The factors affecting a native obligate parasite, Cuscuta australis, in selecting an exotic weed, Humulus scandens, as its host.
In weed management, using native parasites to control exotic weeds is considered a better alternative than classical biological control. But the risk must be assessed because of the potential damage caused by these agents. We conducted this project to investigate the mechanism driving the choice of a native obligate parasite, Cuscuta australis, between the exotic, Humulus scandens, and native plants as its host through field and pot experiments. The results showed that C. australis preferred the exotic weed over native (naturalized) hosts and caused a notable reduction in the biomass of H. scandens in the field. In contrast, the results of the pot experiment indicated that C. australis preferred a mix of native (naturalized) hosts over the exotic weed. Both experiments indicated that the parasitic preference of C. australis was induced more by light irradiance than plant water, carbon (C), nitrogen (N) and phosphorus (P) contents, indicating that the native parasite can only be used to control H. scandens when the exotic weed forms mono-cultures or dominates the community.
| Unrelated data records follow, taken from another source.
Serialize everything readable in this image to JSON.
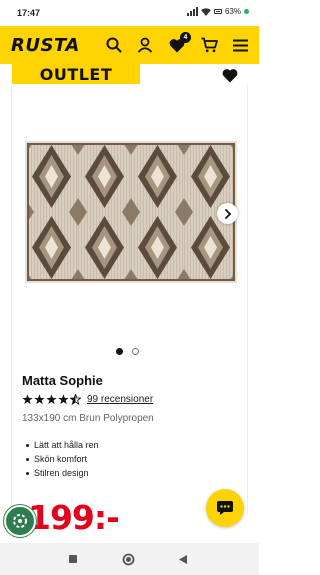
{
  "status_bar": {
    "time": "17:47",
    "battery": "63%"
  },
  "header": {
    "logo": "RUSTA",
    "wishlist_count": "4"
  },
  "banner": {
    "label": "OUTLET"
  },
  "product": {
    "name": "Matta Sophie",
    "rating": 4.5,
    "reviews": "99 recensioner",
    "spec": "133x190 cm Brun Polypropen",
    "features": [
      "Lätt att hålla ren",
      "Skön komfort",
      "Stilren design"
    ],
    "price": "199:-"
  },
  "colors": {
    "brand_yellow": "#ffd300",
    "price_red": "#e2001a",
    "eco_green": "#2e7d4f"
  },
  "icons": [
    "search-icon",
    "user-icon",
    "heart-icon",
    "cart-icon",
    "menu-icon",
    "chevron-right-icon",
    "chat-icon",
    "eco-badge-icon"
  ]
}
Accordingly, induction and release of C. australis to control H. scandens should be conducted with great caution.